The Criterion Collection 754
Odd Man Out, directed by Carol Reed and first released in 1947, is not your ordinary crime movie. With its blend of German expressionism, the poetic realism of 1930s France, and cinematographer Robert Krasker's moody black-and-white photography, it's hard not to think of it as a British film noir.
Though the city where the action takes place is never named, the opening aerial shot reveals it to be Belfast, in Northern Ireland. There are many shots of Belfast's famous Albert Memorial Clock, completed in 1869, and while the crime syndicate in the film is called the Organization, there's little doubt that this movie is about the Irish Republican Army.
As the film opens, Johnny McQueen (James Mason) and his cronies are plotting a robbery. Though McQueen is the leader of the Organization, he has recently been released from a long prison term, and his men question his ability to lead a heist. Their fears prove valid -- early on, at a critical point, Johnny suffers vertigo and is shot. The rest of the film is devoted to Johnny's long death march as he wanders the city in search of help. As he trudges the streets of Belfast, Kathleen (Kathleen Ryan) furtively tries to find him. At the film's climax, they unite in tragedy.

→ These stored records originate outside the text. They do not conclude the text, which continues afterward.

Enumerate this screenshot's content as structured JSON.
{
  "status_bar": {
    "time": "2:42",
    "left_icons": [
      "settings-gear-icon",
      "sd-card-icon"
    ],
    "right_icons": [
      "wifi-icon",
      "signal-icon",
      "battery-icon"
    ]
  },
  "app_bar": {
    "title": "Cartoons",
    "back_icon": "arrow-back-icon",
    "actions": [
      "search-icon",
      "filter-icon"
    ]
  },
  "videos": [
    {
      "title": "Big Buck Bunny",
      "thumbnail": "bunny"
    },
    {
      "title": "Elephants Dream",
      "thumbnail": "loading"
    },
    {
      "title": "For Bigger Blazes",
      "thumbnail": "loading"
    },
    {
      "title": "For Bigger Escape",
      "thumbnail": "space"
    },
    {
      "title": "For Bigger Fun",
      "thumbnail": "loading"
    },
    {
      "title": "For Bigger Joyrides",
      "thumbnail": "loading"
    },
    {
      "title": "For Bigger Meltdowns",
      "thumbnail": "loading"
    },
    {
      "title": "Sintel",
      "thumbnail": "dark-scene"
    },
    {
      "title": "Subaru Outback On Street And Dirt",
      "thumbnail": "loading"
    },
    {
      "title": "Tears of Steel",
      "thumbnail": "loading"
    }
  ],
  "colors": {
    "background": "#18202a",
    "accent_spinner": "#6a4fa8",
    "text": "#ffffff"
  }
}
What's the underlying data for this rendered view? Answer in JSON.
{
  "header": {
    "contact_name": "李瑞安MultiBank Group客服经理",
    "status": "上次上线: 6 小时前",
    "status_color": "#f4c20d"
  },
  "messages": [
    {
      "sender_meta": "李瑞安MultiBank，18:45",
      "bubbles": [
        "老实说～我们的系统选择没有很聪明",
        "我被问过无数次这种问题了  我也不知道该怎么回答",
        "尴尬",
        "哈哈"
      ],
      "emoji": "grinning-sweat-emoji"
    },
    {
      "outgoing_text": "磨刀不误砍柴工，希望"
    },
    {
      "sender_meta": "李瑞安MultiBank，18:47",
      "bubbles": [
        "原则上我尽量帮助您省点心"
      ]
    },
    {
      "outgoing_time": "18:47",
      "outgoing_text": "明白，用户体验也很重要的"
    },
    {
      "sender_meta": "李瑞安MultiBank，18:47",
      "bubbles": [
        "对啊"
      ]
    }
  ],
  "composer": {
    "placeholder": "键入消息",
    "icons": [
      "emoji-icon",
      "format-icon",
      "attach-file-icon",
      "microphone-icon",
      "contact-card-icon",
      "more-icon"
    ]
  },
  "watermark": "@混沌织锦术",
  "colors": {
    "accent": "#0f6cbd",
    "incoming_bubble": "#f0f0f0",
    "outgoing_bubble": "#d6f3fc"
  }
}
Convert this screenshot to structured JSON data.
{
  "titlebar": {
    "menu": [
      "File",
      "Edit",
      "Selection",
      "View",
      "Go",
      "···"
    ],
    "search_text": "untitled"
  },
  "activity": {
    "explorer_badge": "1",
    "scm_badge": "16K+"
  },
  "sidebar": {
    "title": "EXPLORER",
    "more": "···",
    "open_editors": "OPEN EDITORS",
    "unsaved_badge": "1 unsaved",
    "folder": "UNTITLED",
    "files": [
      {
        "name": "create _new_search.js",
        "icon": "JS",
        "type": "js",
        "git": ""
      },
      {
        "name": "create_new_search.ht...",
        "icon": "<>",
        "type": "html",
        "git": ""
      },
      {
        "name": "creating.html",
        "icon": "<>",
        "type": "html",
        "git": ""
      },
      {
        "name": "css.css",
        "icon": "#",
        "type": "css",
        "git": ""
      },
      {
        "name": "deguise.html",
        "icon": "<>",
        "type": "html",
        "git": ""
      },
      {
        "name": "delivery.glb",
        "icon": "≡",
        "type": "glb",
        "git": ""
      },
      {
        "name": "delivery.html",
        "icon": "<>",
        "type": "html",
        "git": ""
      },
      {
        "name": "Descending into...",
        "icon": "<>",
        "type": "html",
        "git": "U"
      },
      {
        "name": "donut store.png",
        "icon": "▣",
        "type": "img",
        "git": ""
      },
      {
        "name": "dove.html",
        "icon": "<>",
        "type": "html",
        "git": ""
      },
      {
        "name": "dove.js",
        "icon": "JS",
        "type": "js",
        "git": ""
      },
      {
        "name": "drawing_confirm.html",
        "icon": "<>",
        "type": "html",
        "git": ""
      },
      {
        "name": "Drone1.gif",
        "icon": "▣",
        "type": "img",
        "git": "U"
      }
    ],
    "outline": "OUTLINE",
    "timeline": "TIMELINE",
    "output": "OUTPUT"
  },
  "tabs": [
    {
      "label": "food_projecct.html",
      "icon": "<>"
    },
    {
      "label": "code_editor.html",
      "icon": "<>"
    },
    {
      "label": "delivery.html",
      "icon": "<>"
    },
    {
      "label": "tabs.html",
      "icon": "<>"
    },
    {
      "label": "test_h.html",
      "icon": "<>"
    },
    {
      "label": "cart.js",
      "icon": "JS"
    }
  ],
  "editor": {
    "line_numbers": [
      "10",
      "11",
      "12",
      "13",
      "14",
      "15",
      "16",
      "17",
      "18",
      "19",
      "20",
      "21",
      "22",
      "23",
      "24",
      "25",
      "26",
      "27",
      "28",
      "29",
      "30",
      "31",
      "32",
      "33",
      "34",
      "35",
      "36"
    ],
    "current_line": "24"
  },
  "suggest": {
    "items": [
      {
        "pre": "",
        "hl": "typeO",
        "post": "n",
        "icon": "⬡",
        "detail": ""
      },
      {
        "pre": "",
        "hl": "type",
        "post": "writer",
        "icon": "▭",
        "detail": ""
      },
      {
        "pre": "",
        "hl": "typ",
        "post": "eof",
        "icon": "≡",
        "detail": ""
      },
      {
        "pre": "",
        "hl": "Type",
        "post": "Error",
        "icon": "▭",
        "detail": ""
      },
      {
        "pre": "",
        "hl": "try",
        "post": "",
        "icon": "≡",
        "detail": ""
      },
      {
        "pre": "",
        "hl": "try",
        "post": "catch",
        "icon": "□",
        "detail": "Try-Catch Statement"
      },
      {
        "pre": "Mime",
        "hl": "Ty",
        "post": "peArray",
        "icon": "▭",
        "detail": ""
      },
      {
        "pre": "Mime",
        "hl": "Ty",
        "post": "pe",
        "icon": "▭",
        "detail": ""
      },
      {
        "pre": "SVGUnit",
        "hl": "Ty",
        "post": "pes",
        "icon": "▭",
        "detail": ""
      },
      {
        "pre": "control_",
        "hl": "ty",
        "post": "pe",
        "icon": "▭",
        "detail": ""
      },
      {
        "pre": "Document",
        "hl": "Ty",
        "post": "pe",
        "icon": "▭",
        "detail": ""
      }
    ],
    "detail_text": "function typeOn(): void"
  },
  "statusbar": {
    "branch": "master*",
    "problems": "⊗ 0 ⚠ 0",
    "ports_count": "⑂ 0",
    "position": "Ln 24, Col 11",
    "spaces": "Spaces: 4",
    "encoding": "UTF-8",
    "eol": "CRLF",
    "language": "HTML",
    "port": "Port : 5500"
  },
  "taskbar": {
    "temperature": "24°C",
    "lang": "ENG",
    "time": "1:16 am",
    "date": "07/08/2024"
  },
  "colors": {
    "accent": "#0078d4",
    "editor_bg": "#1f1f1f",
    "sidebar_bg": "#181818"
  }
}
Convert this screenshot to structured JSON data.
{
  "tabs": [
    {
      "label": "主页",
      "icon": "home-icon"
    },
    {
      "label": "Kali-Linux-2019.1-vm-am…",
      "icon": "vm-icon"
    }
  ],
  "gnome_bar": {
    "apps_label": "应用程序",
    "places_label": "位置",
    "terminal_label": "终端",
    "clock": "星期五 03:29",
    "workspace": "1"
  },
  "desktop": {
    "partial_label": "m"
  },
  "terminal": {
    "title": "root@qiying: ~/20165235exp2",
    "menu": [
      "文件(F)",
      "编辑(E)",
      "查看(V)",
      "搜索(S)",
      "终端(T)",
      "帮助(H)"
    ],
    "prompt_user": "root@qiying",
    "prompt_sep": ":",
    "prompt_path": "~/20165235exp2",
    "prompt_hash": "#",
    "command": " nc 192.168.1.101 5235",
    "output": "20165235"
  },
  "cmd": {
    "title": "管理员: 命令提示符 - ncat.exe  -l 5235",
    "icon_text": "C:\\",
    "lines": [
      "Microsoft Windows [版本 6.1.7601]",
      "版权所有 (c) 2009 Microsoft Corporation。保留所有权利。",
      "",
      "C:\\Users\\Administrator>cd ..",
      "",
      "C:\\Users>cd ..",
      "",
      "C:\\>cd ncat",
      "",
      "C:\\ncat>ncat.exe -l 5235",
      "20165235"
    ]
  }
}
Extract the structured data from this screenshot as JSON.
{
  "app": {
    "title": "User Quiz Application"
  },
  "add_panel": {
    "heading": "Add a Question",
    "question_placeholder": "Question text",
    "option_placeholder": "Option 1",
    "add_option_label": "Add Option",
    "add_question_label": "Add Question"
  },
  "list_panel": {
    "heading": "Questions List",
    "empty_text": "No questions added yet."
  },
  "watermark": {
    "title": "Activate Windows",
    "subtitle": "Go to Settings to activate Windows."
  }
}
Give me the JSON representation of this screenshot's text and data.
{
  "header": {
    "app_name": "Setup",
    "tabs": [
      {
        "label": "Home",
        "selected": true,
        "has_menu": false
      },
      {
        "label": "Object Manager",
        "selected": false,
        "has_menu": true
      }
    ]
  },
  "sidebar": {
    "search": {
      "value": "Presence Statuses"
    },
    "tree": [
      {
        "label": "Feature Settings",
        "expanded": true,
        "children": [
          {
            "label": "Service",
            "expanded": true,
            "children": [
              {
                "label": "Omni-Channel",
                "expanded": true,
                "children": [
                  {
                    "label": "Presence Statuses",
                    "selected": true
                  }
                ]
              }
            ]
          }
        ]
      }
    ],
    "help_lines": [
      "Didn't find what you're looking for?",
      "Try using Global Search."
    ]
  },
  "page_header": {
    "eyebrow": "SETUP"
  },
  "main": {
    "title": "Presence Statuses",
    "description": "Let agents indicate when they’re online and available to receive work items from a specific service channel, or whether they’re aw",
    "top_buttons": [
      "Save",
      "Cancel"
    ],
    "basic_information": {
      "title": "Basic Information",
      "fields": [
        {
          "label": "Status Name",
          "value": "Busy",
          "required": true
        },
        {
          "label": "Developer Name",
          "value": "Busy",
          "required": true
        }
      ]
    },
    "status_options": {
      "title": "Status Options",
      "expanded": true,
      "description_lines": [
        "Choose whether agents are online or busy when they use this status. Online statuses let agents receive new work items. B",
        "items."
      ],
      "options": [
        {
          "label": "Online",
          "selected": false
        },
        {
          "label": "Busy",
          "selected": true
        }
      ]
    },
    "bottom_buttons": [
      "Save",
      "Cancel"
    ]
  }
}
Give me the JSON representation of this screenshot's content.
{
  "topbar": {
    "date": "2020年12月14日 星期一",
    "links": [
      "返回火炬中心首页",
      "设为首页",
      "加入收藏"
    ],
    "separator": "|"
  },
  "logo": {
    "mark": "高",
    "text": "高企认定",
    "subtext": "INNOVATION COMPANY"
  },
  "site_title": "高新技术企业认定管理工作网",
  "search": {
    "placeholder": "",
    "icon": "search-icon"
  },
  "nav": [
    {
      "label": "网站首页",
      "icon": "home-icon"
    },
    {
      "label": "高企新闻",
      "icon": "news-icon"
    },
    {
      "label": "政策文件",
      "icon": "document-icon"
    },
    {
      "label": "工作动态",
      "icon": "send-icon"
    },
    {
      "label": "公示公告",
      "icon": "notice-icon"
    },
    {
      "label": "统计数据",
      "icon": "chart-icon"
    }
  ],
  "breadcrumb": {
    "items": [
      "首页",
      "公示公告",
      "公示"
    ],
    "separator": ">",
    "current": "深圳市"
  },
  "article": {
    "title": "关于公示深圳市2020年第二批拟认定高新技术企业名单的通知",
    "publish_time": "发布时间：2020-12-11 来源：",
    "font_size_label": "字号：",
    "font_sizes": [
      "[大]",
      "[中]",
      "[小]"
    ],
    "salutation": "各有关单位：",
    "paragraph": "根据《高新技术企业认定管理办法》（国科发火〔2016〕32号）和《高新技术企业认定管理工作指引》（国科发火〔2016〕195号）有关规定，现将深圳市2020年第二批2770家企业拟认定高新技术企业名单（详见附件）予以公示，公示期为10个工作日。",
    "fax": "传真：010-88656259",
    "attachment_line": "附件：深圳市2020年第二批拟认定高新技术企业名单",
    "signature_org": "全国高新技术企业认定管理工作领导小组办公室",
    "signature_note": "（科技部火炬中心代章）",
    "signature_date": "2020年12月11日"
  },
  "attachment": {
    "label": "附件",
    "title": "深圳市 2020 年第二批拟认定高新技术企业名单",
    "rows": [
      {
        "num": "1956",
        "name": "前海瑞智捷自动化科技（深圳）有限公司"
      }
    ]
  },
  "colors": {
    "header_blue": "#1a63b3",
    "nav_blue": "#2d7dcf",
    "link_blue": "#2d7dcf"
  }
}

During Johnny's travels he meets various people; some want to help, some want to turn him in, and others just wish he'd go away. Playing these parts are some of the greatest character actors of the period, actors whose names you'll forget but whose faces will stick in your memory forever. Toward the end he runs into a bird seller, Shell (F. J. McCormick), who lives in a ruined mansion also inhabited by Lukey (Robert Newton), an alcoholic painter who sees Johnny as his muse.
Krasker's black-and-white photography has been faithfully transferred to Blu-ray: wet cobblestones tangibly glisten, tweed and checked clothing have real depth and presence, and cluttered street scenes astound with their definition. And the actors' marvelous faces look very lifelike, with every pore, whisker, and strand of hair visible. This is especially true of Shell, whose days-old stubble, moustache, and messed-up hair are precisely defined.
The sound deserves special mention. To be sure, it's monaural, but it has great weight and clarity. I'd just watched The Babadook, in which the dynamic range was so wide that I often couldn't hear the dialogue, as long as the volume was low enough to keep the loudest sounds from blowing out the walls of my listening room. Odd Man Out's soundtrack includes lots of whispering as well as full-throated dialogue, but I could easily understand every word. The soundtrack does well by William Alwyn's remarkable score, which gets its own featurette among the extras.
Another of those features is an interview with cinema scholar John Hill. In addition, you'll find Postwar Poetry, a new documentary about Odd Man Out, and a curious two-part documentary, Home, James, in which James Mason returns home to his birthplace, Huddersfield, in Yorkshire, to give us a tour and history of the city. Much of Home, James is devoted to music making in Huddersfield, and I found it all fascinating. Finally, there's an audio-only adaptation of Odd Man Out starring Mason and originally made for radio, and a booklet essay by film critic Imogen Sara Smith.
Odd Man Out was the first of a trilogy of masterpieces directed by Carol Reed that continued with The Fallen Idol (1948) and The Third Man (1949), each involving a stranger's quest through a big city. It's an important film in the history of British cinema, and one look will tell you why.
Be sure to watch for: Of the many amazing scenes, I was particularly impressed by the wealth of detail in a seemingly simple scene in which Lukey sits, smoke rising from the stove behind him, his disheveled hair haloed in light.
. . . Rad Bennett